- _Task prompt_
Without omitting anything, copy the data exactly.

- _Records for this task_
┄┄┄┄┄┄┄┄┄┄

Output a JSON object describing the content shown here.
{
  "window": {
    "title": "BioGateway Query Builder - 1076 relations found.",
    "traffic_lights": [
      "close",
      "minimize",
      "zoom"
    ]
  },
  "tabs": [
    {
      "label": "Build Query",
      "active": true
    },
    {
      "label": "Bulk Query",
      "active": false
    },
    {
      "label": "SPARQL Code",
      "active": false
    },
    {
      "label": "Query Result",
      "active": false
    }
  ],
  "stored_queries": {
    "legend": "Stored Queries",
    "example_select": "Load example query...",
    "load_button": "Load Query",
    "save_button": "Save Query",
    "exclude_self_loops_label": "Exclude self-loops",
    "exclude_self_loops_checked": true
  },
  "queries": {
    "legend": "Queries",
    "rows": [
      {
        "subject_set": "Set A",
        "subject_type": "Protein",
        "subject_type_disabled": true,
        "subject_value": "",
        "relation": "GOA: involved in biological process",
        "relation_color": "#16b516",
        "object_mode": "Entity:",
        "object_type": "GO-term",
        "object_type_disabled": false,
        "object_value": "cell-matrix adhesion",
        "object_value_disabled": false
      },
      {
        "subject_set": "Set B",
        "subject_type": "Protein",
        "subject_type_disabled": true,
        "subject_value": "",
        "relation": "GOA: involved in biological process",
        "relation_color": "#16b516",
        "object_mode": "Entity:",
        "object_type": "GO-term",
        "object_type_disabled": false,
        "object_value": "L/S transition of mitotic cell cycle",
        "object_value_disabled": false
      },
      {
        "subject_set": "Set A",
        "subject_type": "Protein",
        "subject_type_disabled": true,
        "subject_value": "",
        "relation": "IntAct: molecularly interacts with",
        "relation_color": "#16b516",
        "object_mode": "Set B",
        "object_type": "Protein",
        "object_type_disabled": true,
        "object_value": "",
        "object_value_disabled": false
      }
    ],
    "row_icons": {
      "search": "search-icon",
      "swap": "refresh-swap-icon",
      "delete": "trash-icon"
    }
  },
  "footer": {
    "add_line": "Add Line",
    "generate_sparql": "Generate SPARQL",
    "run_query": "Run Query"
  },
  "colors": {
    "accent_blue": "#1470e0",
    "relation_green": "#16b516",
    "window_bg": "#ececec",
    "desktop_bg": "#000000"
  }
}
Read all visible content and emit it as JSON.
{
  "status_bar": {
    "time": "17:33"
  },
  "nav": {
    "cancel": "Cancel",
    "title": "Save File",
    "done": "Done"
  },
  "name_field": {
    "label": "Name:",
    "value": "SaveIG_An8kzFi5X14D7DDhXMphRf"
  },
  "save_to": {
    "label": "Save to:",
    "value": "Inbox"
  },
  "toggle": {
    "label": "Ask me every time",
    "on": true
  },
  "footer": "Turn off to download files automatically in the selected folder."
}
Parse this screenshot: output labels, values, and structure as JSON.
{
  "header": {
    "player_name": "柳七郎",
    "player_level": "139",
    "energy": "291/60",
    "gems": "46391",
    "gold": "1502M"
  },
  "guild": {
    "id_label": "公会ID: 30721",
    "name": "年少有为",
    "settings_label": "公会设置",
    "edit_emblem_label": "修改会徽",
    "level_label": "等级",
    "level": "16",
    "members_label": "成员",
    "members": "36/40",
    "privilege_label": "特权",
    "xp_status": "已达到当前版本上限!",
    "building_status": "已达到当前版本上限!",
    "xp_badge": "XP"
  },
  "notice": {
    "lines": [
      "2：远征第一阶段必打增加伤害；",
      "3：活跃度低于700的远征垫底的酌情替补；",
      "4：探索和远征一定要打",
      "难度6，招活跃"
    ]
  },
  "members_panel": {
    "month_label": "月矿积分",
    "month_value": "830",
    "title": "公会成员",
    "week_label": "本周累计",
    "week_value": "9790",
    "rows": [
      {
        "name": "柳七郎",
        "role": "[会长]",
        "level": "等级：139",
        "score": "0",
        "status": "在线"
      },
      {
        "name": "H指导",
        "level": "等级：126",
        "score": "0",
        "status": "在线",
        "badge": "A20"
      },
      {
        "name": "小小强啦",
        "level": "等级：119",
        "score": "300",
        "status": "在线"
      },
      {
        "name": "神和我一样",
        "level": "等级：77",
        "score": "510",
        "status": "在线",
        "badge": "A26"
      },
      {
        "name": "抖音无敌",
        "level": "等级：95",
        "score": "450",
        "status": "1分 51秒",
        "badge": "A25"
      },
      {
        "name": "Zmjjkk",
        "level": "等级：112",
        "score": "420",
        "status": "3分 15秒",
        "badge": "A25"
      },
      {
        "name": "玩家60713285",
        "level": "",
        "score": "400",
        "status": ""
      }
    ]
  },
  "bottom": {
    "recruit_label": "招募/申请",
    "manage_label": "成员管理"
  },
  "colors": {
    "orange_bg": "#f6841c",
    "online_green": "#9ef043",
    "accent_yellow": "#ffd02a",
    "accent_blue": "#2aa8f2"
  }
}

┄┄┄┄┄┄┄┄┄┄

- _Result of the exercise_
Output a JSON object describing the content shown here.
{
  "window": {
    "title": "BioGateway Query Builder - 1076 relations found.",
    "traffic_lights": [
      "close",
      "minimize",
      "zoom"
    ]
  },
  "tabs": [
    {
      "label": "Build Query",
      "active": true
    },
    {
      "label": "Bulk Query",
      "active": false
    },
    {
      "label": "SPARQL Code",
      "active": false
    },
    {
      "label": "Query Result",
      "active": false
    }
  ],
  "stored_queries": {
    "legend": "Stored Queries",
    "example_select": "Load example query...",
    "load_button": "Load Query",
    "save_button": "Save Query",
    "exclude_self_loops_label": "Exclude self-loops",
    "exclude_self_loops_checked": true
  },
  "queries": {
    "legend": "Queries",
    "rows": [
      {
        "subject_set": "Set A",
        "subject_type": "Protein",
        "subject_type_disabled": true,
        "subject_value": "",
        "relation": "GOA: involved in biological process",
        "relation_color": "#16b516",
        "object_mode": "Entity:",
        "object_type": "GO-term",
        "object_type_disabled": false,
        "object_value": "cell-matrix adhesion",
        "object_value_disabled": false
      },
      {
        "subject_set": "Set B",
        "subject_type": "Protein",
        "subject_type_disabled": true,
        "subject_value": "",
        "relation": "GOA: involved in biological process",
        "relation_color": "#16b516",
        "object_mode": "Entity:",
        "object_type": "GO-term",
        "object_type_disabled": false,
        "object_value": "L/S transition of mitotic cell cycle",
        "object_value_disabled": false
      },
      {
        "subject_set": "Set A",
        "subject_type": "Protein",
        "subject_type_disabled": true,
        "subject_value": "",
        "relation": "IntAct: molecularly interacts with",
        "relation_color": "#16b516",
        "object_mode": "Set B",
        "object_type": "Protein",
        "object_type_disabled": true,
        "object_value": "",
        "object_value_disabled": false
      }
    ],
    "row_icons": {
      "search": "search-icon",
      "swap": "refresh-swap-icon",
      "delete": "trash-icon"
    }
  },
  "footer": {
    "add_line": "Add Line",
    "generate_sparql": "Generate SPARQL",
    "run_query": "Run Query"
  },
  "colors": {
    "accent_blue": "#1470e0",
    "relation_green": "#16b516",
    "window_bg": "#ececec",
    "desktop_bg": "#000000"
  }
}
Read all visible content and emit it as JSON.
{
  "status_bar": {
    "time": "17:33"
  },
  "nav": {
    "cancel": "Cancel",
    "title": "Save File",
    "done": "Done"
  },
  "name_field": {
    "label": "Name:",
    "value": "SaveIG_An8kzFi5X14D7DDhXMphRf"
  },
  "save_to": {
    "label": "Save to:",
    "value": "Inbox"
  },
  "toggle": {
    "label": "Ask me every time",
    "on": true
  },
  "footer": "Turn off to download files automatically in the selected folder."
}
Parse this screenshot: output labels, values, and structure as JSON.
{
  "header": {
    "player_name": "柳七郎",
    "player_level": "139",
    "energy": "291/60",
    "gems": "46391",
    "gold": "1502M"
  },
  "guild": {
    "id_label": "公会ID: 30721",
    "name": "年少有为",
    "settings_label": "公会设置",
    "edit_emblem_label": "修改会徽",
    "level_label": "等级",
    "level": "16",
    "members_label": "成员",
    "members": "36/40",
    "privilege_label": "特权",
    "xp_status": "已达到当前版本上限!",
    "building_status": "已达到当前版本上限!",
    "xp_badge": "XP"
  },
  "notice": {
    "lines": [
      "2：远征第一阶段必打增加伤害；",
      "3：活跃度低于700的远征垫底的酌情替补；",
      "4：探索和远征一定要打",
      "难度6，招活跃"
    ]
  },
  "members_panel": {
    "month_label": "月矿积分",
    "month_value": "830",
    "title": "公会成员",
    "week_label": "本周累计",
    "week_value": "9790",
    "rows": [
      {
        "name": "柳七郎",
        "role": "[会长]",
        "level": "等级：139",
        "score": "0",
        "status": "在线"
      },
      {
        "name": "H指导",
        "level": "等级：126",
        "score": "0",
        "status": "在线",
        "badge": "A20"
      },
      {
        "name": "小小强啦",
        "level": "等级：119",
        "score": "300",
        "status": "在线"
      },
      {
        "name": "神和我一样",
        "level": "等级：77",
        "score": "510",
        "status": "在线",
        "badge": "A26"
      },
      {
        "name": "抖音无敌",
        "level": "等级：95",
        "score": "450",
        "status": "1分 51秒",
        "badge": "A25"
      },
      {
        "name": "Zmjjkk",
        "level": "等级：112",
        "score": "420",
        "status": "3分 15秒",
        "badge": "A25"
      },
      {
        "name": "玩家60713285",
        "level": "",
        "score": "400",
        "status": ""
      }
    ]
  },
  "bottom": {
    "recruit_label": "招募/申请",
    "manage_label": "成员管理"
  },
  "colors": {
    "orange_bg": "#f6841c",
    "online_green": "#9ef043",
    "accent_yellow": "#ffd02a",
    "accent_blue": "#2aa8f2"
  }
}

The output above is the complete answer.